We Were Dangerous 2024

Directed by Josephine Stewart-Te Whiu Big Nights

Winning the Special Jury Prize at SXSW this year, Josephine Stewart-Te Whiu’s electric debut launches our festival with a fiery trio of delinquent schoolgirls railing against the colonial system in 1950s New Zealand.

Aug 21

Regent 3 Cinemas

82 minutes Colour / DCP
Offensive language


Morgan Waru
Polly Fryer

Executive Producers

Carthew Neal
Taika Waititi
Bill Way
Elliott Whitton
Emily Gotto


Maddie Dai
Josephine Stewart-Te Whiu


María Inés Manchego


Hansjörg Weißbrich
Richard Shaw

Production Designer

Miro Harré

Costume Designer

Daisy Marcuzzi

Hair and Make Up Designer

Katie Melody Rogers


Cam Ballantyne


Rima Te Wiata
Erana James
Nathalie Morris
Manaia Hall


SXSW, Sydney 2024


Special Jury Award for Filmmaking (Narrative), SXSW Film Festival 2024


Ko te kawau moeroa,
tōia te waitī, tōia te waitā.
Ko te ika pukapuka, he kōhine,
ko te ngohi, he kotiro Māori.
He māreikura, tuhaina ki uta,
He wāhine, whiua ki te toka.
E te urinō te whare o Ngāpuhi, Josephine,
te whakapuaki i te mahi patu whare tāngata,
tū tonu! Tū tonu!

New Zealand in the 1950s was not an especially friendly place for outcasts, especially for those who also happened to be young, queer, or Māori women. When teenage Nellie (Erana James, Hot Mother, NZIFF 2021) and Daisy (Manaia Hall, in her feature film debut) are rounded up on the city streets, they are sent to the School for Incorrigible and Delinquent Girls under the care of a devout matron (Rima Te Wiata, Housebound, NZIFF 2014). There, they meet Lou (Nathalie Morris), a wealthy Pākehā girl whose parents sent her to the school to curtail her wayward behaviour. Reminiscent of conversion therapy camps or Magdalene laundries for “fallen” women, the institution is designed to reform these juvenile rebels into obedient young ladies primed for marriage.

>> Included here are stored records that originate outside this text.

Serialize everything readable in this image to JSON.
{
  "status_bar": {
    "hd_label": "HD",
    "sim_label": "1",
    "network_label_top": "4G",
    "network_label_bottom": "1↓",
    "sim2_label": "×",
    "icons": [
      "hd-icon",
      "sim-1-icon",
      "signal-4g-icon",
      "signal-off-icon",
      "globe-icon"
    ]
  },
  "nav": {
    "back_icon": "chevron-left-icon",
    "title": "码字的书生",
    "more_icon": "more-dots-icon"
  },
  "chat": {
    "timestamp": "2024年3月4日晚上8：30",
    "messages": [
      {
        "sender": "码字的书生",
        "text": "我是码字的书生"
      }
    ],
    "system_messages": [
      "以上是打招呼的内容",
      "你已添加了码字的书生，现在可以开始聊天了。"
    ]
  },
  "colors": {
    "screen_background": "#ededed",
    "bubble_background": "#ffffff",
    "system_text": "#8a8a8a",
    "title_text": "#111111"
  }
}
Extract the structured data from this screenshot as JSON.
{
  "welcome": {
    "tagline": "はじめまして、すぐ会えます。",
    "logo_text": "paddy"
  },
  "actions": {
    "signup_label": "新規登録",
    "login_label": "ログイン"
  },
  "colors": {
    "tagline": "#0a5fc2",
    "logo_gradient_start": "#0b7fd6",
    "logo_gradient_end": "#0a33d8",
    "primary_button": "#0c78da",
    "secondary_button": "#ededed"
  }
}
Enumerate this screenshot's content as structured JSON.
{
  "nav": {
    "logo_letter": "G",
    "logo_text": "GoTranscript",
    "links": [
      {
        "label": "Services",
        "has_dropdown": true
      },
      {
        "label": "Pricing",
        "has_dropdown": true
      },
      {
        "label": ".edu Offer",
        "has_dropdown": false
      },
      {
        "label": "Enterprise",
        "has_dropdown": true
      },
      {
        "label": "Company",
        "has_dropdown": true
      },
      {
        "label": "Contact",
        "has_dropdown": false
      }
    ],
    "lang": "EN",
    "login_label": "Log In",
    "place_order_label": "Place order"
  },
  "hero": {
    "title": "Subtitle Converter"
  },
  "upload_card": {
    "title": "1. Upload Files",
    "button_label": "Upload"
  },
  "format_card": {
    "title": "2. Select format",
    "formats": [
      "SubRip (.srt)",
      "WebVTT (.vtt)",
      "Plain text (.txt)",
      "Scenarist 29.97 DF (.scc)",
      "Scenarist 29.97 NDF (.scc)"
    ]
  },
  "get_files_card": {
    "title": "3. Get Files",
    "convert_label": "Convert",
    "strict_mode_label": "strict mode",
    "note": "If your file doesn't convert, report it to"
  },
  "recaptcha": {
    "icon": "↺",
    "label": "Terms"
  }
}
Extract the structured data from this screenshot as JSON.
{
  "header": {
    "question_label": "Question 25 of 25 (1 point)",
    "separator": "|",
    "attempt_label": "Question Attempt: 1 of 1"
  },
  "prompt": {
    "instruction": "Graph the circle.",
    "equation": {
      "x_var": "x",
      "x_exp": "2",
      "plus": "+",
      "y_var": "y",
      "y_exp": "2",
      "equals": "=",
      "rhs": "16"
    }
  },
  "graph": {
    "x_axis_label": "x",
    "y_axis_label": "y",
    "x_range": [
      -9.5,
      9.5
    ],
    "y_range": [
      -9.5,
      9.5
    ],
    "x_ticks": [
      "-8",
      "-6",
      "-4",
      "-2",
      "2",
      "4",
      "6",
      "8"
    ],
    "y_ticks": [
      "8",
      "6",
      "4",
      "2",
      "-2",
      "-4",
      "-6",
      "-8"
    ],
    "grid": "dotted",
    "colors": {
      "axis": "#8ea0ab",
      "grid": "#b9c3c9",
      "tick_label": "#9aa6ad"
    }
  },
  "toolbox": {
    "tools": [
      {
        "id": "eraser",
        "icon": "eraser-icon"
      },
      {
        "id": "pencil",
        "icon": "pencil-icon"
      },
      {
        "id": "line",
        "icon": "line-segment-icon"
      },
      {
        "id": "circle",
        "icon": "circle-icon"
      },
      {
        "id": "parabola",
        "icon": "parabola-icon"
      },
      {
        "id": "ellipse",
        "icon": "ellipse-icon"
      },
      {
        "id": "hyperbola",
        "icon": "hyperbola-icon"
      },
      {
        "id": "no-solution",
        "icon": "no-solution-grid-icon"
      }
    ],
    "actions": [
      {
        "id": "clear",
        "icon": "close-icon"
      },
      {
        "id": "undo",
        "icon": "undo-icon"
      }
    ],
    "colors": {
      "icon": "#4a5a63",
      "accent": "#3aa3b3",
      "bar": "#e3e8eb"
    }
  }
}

After a failed escape attempt, the girls and their cohort of renegades are shipped off to the rugged, isolated former leper colony Ōtamahua (Quail Island). We follow the rebellious trio through etiquette classes and lessons in the virtues of British colonisation, but doom sets in when they catch a glimpse of the dead-of-night discipline being performed against those who act up. With nothing left to lose, the girls begin plotting their escape.

This vivid debut from Josephine Stewart-Te Whiu (Ngāpuhi, Te Rarawa) is a riotous middle finger to colonial tyranny, a fierce feminist anthem with a wicked sense of humour, and a potent portrait of friendship and solidarity. Written by New Yorker cartoonist Maddie Dai and Stewart-Te Whiu, and executive-produced by Taika Waititi, We Were Dangerous is a vibrant ode to adolescent anarchy and chosen family from a cast and crew of thrilling new Aotearoa filmmaking talent.

The film premiered to packed screenings at SXSW 2024 where it was awarded the Special Jury Award for Filmmaking in the Narrative Feature Competition. In awarding the prize the Jury stated, “We Were Dangerous, a spirited and affecting tale of female rebellion at a 1950s New Zealand reform institution for so-called delinquent girls, heralds the arrival of an exciting new filmmaking talent in Josephine Stewart-Te Whiu. Her feature film directorial debut confronts a sobering and all-too-relevant history with a sly sense of absurdity and the camaraderie of its three young leads, played by Erana James, Nathalie Morris and Manaia Hall.” This award adds to Stewart-Te Whiu’s impressive resume including the Māori Screen Excellence Award from the New Zealand Film Commission alongside her fellow Waru filmmakers in 2018, and New Zealand’s Best 2021 Best Film Award (jointly awarded) and Auckland Live Spirit of The Civic Award for When We Were Kids at NZIFF 2021. — Amanda Jane Robinson

“An encouragement to fight for what’s right and a promise that you’ll never be alone when you do it. Stewart-Te Whiu is a new, unique, and vital voice in cinema, and it’s exciting to know that she’s just getting started.” — Taylor Gates, Collider

“At its heart We Were Dangerous is about hope, girlhood, and a celebration of female friendships. It's a film about our power and having autonomy over our own bodies. Layered underneath this, we also examine the impacts of colonisation on young women and our indigenous Aotearoa New Zealand communities.” — Director Josephine Stewart-Te Whiu